The study, published Monday in the journal Psychosomatic Medicine, involved 87 men and women in Montreal, and sought to determine whether gays, lesbians and bisexuals experienced reduced stress and anxiety after "coming out of the closet."
Study subjects were asked to fill out diagnostic questionnaires for depression, anxiety and burnout. They were also subjected to blood, urine and saliva tests to gauge their level of cortisol, a stress hormone, and examined for other health indicators.
Authors said they were not surprised to find that homosexuals who had disclosed their sexual orientation to friends and family showed fewer signs of depression than those who had yet to come out. However, they said they did not anticipate that the overall systemic stress, or allostatic load, measured in straight men would exceed all groups.
"Interestingly and contrary to our hypothesis, gay and bisexual men had significantly lower depressive symptoms and allostatic load levels than heterosexual men," wrote lead author Robert-Paul Juster, a neuroscientist at McGill University.
Heterosexual men registered a third higher on an index of allostatic load compared with gay and bisexual men.

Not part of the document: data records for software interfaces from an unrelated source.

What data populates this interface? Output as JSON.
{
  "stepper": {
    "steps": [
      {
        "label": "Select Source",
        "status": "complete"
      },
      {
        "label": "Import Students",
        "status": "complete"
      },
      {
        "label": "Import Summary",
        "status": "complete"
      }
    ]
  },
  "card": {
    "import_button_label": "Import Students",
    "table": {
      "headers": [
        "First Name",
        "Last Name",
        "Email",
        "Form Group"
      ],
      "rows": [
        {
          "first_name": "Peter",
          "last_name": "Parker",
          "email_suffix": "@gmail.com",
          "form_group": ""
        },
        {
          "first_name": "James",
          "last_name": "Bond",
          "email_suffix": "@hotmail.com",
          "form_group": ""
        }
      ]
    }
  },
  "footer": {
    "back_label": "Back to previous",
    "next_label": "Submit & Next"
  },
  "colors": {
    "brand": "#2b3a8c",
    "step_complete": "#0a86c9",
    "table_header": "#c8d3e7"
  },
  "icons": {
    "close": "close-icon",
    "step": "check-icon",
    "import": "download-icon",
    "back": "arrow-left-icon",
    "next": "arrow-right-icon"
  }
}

In contrast, lesbian and bisexual women ranked higher than heterosexual women on the index.
Noting that clinical indexes for stress include measures of body weight and fat, authors speculated that it was possible that gay and bisexual men focused more on maintaining thinness and muscularity than straight men.
They speculated also that gay and bisexual men may have developed better coping strategies than straight men.
"It has been proposed that certain kind of stigma-related stresses can produce adaptive behavioral responses that make individuals more resilient and effective at managing future stressors," authors wrote.
The study was among the first to examine stress levels among gays who were out, and those who remained closeted. Study subjects were recruited through advertisements online, in posters and through word of mouth.
The average age of study participants was 25 years old. Transgender individuals were excluded because potential changes in sex hormones could have influenced their test results.
Study authors noted that their conclusions were limited by several factors.
The study sample was not only small, but it also included an unequal proportion of lesbians and bisexual men, relative to gay men and bisexual women.
Also, study authors said that Montreal's liberal reputation and Canada's progressive social policies might make the results unique to the region.
"It is possible that healthier and hardier lesbians, gays and bisexuals are more likely to partake in such studies than LBGs struggling with psychosocial, distress and difficulties self-identifying as sexual minorities," authors wrote.